= Beginning of Section =

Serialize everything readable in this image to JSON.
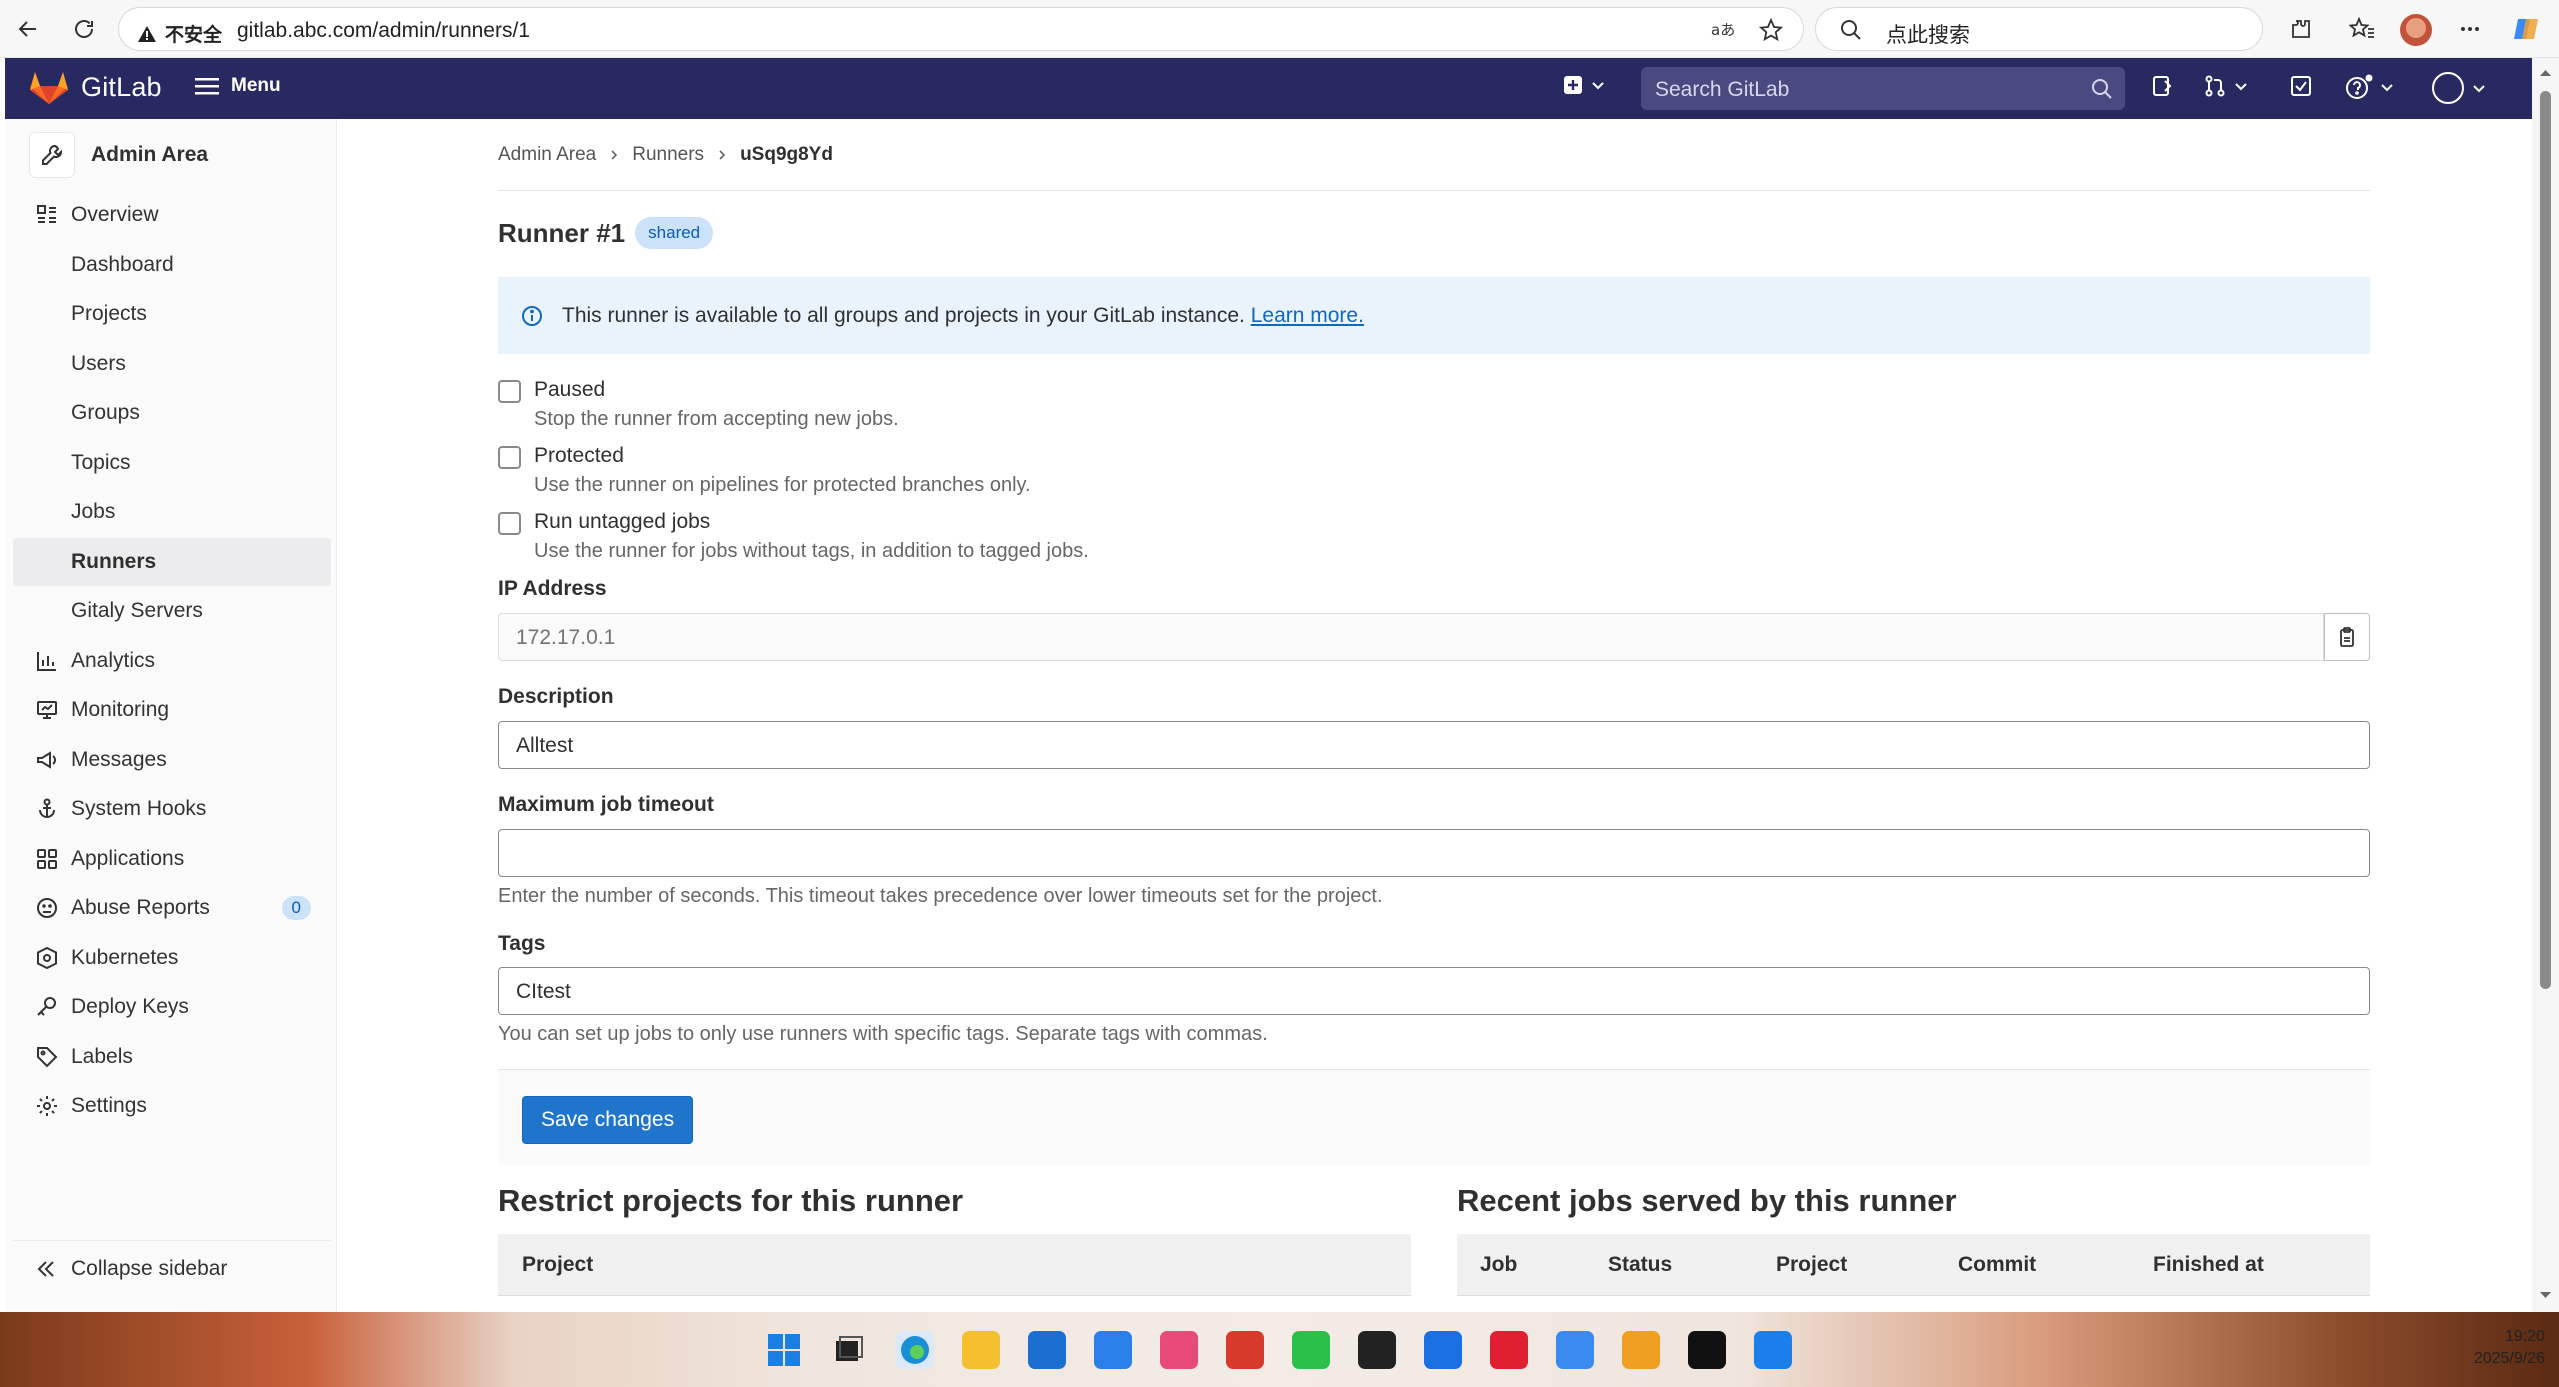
{
  "browser": {
    "security_label": "不安全",
    "url": "gitlab.abc.com/admin/runners/1",
    "search_placeholder": "点此搜索"
  },
  "topbar": {
    "brand": "GitLab",
    "menu_label": "Menu",
    "search_placeholder": "Search GitLab"
  },
  "sidebar": {
    "header": "Admin Area",
    "overview": "Overview",
    "overview_items": [
      "Dashboard",
      "Projects",
      "Users",
      "Groups",
      "Topics",
      "Jobs",
      "Runners",
      "Gitaly Servers"
    ],
    "sections": [
      "Analytics",
      "Monitoring",
      "Messages",
      "System Hooks",
      "Applications",
      "Abuse Reports",
      "Kubernetes",
      "Deploy Keys",
      "Labels",
      "Settings"
    ],
    "abuse_count": "0",
    "collapse": "Collapse sidebar"
  },
  "breadcrumb": [
    "Admin Area",
    "Runners",
    "uSq9g8Yd"
  ],
  "runner": {
    "title": "Runner #1",
    "badge": "shared",
    "alert_text": "This runner is available to all groups and projects in your GitLab instance.",
    "alert_link": "Learn more."
  },
  "form": {
    "paused_label": "Paused",
    "paused_help": "Stop the runner from accepting new jobs.",
    "protected_label": "Protected",
    "protected_help": "Use the runner on pipelines for protected branches only.",
    "untagged_label": "Run untagged jobs",
    "untagged_help": "Use the runner for jobs without tags, in addition to tagged jobs.",
    "ip_label": "IP Address",
    "ip_value": "172.17.0.1",
    "desc_label": "Description",
    "desc_value": "Alltest",
    "timeout_label": "Maximum job timeout",
    "timeout_value": "",
    "timeout_help": "Enter the number of seconds. This timeout takes precedence over lower timeouts set for the project.",
    "tags_label": "Tags",
    "tags_value": "CItest",
    "tags_help": "You can set up jobs to only use runners with specific tags. Separate tags with commas.",
    "save_label": "Save changes"
  },
  "restrict": {
    "title": "Restrict projects for this runner",
    "column": "Project"
  },
  "recent": {
    "title": "Recent jobs served by this runner",
    "columns": [
      "Job",
      "Status",
      "Project",
      "Commit",
      "Finished at"
    ]
  },
  "taskbar": {
    "time": "19:20",
    "date": "2025/9/26"
  },
  "colors": {
    "topbar": "#292961",
    "primary_button": "#1f75cb",
    "alert_bg": "#e9f3fc",
    "badge_bg": "#cbe2f9"
  }
}
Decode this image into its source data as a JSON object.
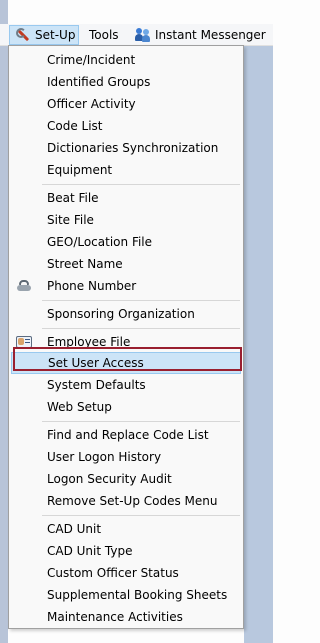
{
  "menubar": {
    "setup_label": "Set-Up",
    "tools_label": "Tools",
    "im_label": "Instant Messenger"
  },
  "menu": {
    "items": [
      "Crime/Incident",
      "Identified Groups",
      "Officer Activity",
      "Code List",
      "Dictionaries Synchronization",
      "Equipment",
      "Beat File",
      "Site File",
      "GEO/Location File",
      "Street Name",
      "Phone Number",
      "Sponsoring Organization",
      "Employee File",
      "Set User Access",
      "System Defaults",
      "Web Setup",
      "Find and Replace Code List",
      "User Logon History",
      "Logon Security Audit",
      "Remove Set-Up  Codes Menu",
      "CAD Unit",
      "CAD Unit Type",
      "Custom Officer Status",
      "Supplemental Booking Sheets",
      "Maintenance Activities"
    ]
  },
  "icons": {
    "setup": "wrench-icon",
    "im": "users-icon",
    "phone": "telephone-icon",
    "employee": "id-card-icon"
  },
  "colors": {
    "highlight_bg": "#cce4f7",
    "highlight_outline": "#9a1f2f",
    "app_background": "#b8c8de"
  }
}
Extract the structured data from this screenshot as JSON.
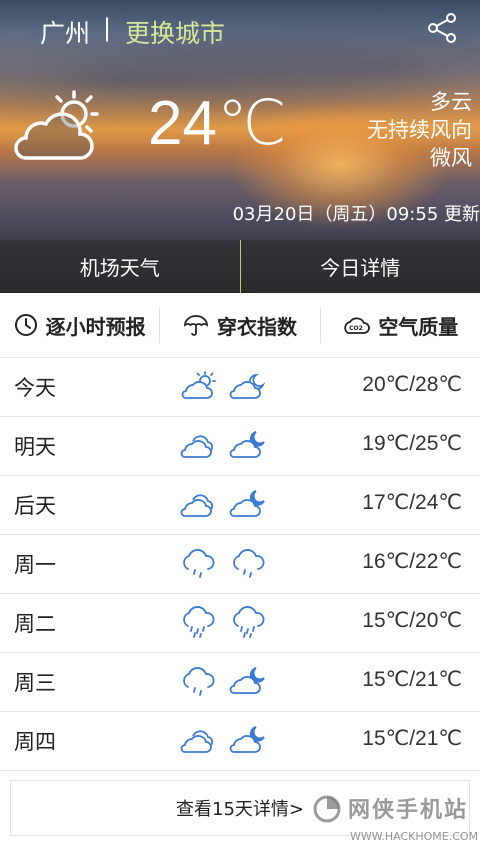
{
  "header": {
    "city": "广州",
    "separator": "|",
    "change_city_label": "更换城市",
    "share_icon": "share-icon"
  },
  "current": {
    "temperature": "24℃",
    "condition": "多云",
    "wind_direction": "无持续风向",
    "wind_strength": "微风",
    "updated": "03月20日（周五）09:55 更新",
    "icon": "partly-cloudy-sun-icon"
  },
  "subtabs": [
    {
      "label": "机场天气"
    },
    {
      "label": "今日详情"
    }
  ],
  "features": [
    {
      "label": "逐小时预报",
      "icon": "clock-icon"
    },
    {
      "label": "穿衣指数",
      "icon": "umbrella-icon"
    },
    {
      "label": "空气质量",
      "icon": "co2-cloud-icon"
    }
  ],
  "forecast": [
    {
      "day": "今天",
      "day_icon": "cloud-sun-icon",
      "night_icon": "cloud-moon-icon",
      "range": "20℃/28℃"
    },
    {
      "day": "明天",
      "day_icon": "cloudy-icon",
      "night_icon": "cloud-moon-icon",
      "range": "19℃/25℃"
    },
    {
      "day": "后天",
      "day_icon": "cloudy-icon",
      "night_icon": "cloud-moon-icon",
      "range": "17℃/24℃"
    },
    {
      "day": "周一",
      "day_icon": "light-rain-icon",
      "night_icon": "light-rain-icon",
      "range": "16℃/22℃"
    },
    {
      "day": "周二",
      "day_icon": "rain-icon",
      "night_icon": "rain-icon",
      "range": "15℃/20℃"
    },
    {
      "day": "周三",
      "day_icon": "light-rain-icon",
      "night_icon": "cloud-moon-icon",
      "range": "15℃/21℃"
    },
    {
      "day": "周四",
      "day_icon": "cloudy-icon",
      "night_icon": "cloud-moon-icon",
      "range": "15℃/21℃"
    }
  ],
  "more_label": "查看15天详情>",
  "watermark": {
    "name": "网侠手机站",
    "url": "WWW.HACKHOME.COM"
  },
  "colors": {
    "accent": "#d7e79a",
    "icon_blue": "#3a7bd5",
    "text": "#222222"
  }
}
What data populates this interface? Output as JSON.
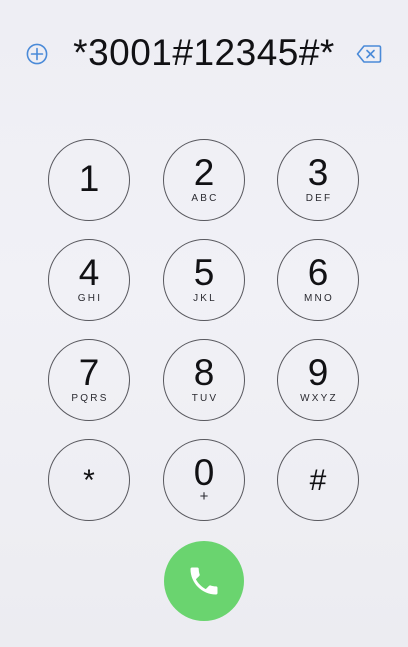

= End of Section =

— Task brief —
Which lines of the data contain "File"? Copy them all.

— Solution to the problem —
      "Beat File",
      "Site File",
      "GEO/Location File",
      "Employee File",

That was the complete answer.